Officials of Jayhawk Bancshares, the holding company that owns Lawrence National Bank, notified regulatory authorities today that they believe the company's chairman had been engaged in a multimillion-dollar loan fraud scheme for several years before he died last month.
LNB's employees and board of directors were told at a meeting this morning that Robert Brozman of Kansas City, who also was the bank's chairman until his death on June 10, had been using false financial statements to obtain loans and misrepresenting their intended purpose since at least 1978.
Terry Sutcliffe, LNB's president, said the amount of fraudulently obtained loans still outstanding totals $23 million but at one time may have run as high as $38 million.

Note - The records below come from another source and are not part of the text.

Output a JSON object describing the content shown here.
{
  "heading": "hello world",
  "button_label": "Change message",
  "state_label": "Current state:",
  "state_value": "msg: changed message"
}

Sutcliffe said he wanted to emphasize that the fraud or any regulatory action that may result will have no effect on LNB customers or directly affect the bank's operations. The local bank made none of the loans in question and did not hold the account into which Brozman funneled the loan proceeds, he said.
"THE ONLY relationship we had to any of that was that Robert Brozman was the majority stockholder of Jayhawk Bancshares," which owns controlling interest in LNB and six other banks in Kansas, Colorado and Illinois, Sutcliffe said.

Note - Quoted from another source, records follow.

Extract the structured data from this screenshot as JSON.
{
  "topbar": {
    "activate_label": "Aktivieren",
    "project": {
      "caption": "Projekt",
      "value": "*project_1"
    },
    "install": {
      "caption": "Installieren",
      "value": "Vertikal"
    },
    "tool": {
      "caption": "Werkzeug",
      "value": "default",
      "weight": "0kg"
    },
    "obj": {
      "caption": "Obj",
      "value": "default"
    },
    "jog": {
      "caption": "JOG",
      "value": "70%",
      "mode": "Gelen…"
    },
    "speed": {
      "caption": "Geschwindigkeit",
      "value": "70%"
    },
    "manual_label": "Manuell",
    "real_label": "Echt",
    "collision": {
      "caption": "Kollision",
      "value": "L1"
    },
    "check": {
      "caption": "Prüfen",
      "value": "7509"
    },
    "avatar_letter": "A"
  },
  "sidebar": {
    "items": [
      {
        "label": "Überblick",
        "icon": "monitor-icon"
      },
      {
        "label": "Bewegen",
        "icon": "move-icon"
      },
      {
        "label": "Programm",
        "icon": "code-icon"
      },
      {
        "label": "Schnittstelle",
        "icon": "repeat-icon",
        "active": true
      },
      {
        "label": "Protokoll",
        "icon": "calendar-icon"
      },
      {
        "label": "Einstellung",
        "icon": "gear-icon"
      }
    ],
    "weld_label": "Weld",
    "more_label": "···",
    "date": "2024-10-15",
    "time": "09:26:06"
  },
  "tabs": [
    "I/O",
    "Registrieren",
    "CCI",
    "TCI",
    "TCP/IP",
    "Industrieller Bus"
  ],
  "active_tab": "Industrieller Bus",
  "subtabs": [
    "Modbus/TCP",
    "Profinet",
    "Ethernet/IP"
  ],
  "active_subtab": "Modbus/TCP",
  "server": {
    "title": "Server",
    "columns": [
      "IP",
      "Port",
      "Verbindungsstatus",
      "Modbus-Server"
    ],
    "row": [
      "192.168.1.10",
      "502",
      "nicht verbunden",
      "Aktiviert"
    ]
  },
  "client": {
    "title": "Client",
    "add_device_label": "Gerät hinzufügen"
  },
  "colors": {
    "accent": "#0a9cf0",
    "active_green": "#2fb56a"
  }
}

"I think people would ask the question, `Does this mean my accounts are safe?' and the answer is `Yes,'" he said. "It really doesn't affect the bank because we operate with local autonomy."
Sutcliffe said he believed Brozman's estate would assume the $23 million debt from the loans still outstanding and would liquidate assets from the estate to pay the debt. That could lead to the sale of LNB, he said.
"I would hope that the local management would get an opportunity to purchase it, and I think that is a possibility," he said.
Sutcliffe said the business entity most likely to be affected by the discovery is CenCor Inc., a publicly traded company of which Brozman was founder, chairman and chief executive officer. Brozman also was chairman of two other publicly traded companies, La Petite Academy, the nation's second-largest child care chain, and Concorde Career Colleges.
SUTCLIFFE SAID the fraud was discovered when Brozman's estate was being inventoried for probate, revealing what Sutcliffe called "an apparent major difference in the liability section of Mr. Brozman's financial statement."
"Apparently, he obtained loans and lines of credit from various banks in the name of CenCor Inc., had those lines drawn upon and the money deposited to a checking account at the First State Bank of Kansas City, Kansas, under the name of CenCor of Kansas City Inc.," Sutcliffe said.
Sutcliffe described CenCor of Kansas City as a "shell corporation" one which engaged in no business activity and said the loan proceeds were used for personal and business purposes unrelated to CenCor Inc.
Although First State Bank of Kansas City is one of the Jayhawk Bancshare institutions, none of the loans was obtained from any affiliated institution, Sutcliffe said.
He said the fraud was reported to such federal authorities as the U.S. comptroller of the currency and the bank's bonding company, Kansas Bankers Surety Co. Brozman's records currently are being investigated by the Ernst & Young accounting firm.